◆ **Listed records**:
== Segment start ==

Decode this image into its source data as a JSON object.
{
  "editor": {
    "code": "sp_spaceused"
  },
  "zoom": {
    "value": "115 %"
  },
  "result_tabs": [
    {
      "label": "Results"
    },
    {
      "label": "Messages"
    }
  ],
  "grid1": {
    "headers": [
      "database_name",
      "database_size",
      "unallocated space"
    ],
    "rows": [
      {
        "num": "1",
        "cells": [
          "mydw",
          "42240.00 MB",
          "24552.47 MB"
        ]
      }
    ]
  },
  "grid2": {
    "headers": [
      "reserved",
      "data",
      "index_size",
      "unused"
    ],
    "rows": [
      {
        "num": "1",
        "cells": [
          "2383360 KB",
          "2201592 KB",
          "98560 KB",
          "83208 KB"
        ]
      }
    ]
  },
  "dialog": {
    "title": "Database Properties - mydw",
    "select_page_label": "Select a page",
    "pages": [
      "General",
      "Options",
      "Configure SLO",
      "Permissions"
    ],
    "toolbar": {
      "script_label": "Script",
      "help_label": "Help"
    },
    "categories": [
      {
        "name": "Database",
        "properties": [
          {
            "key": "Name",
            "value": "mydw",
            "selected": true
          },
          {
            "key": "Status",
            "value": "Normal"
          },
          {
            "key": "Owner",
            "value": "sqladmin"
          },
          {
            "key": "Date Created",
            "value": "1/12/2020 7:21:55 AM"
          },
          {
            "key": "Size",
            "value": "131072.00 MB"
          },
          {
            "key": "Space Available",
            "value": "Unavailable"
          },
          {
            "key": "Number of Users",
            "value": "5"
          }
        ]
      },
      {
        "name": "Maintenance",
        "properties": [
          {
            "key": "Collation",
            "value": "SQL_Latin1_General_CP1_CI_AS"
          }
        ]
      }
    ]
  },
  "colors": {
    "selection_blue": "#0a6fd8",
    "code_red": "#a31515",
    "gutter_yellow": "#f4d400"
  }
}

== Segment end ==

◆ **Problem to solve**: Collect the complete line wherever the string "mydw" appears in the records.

◆ **Exercise response**:
          "mydw",
    "title": "Database Properties - mydw",
            "value": "mydw",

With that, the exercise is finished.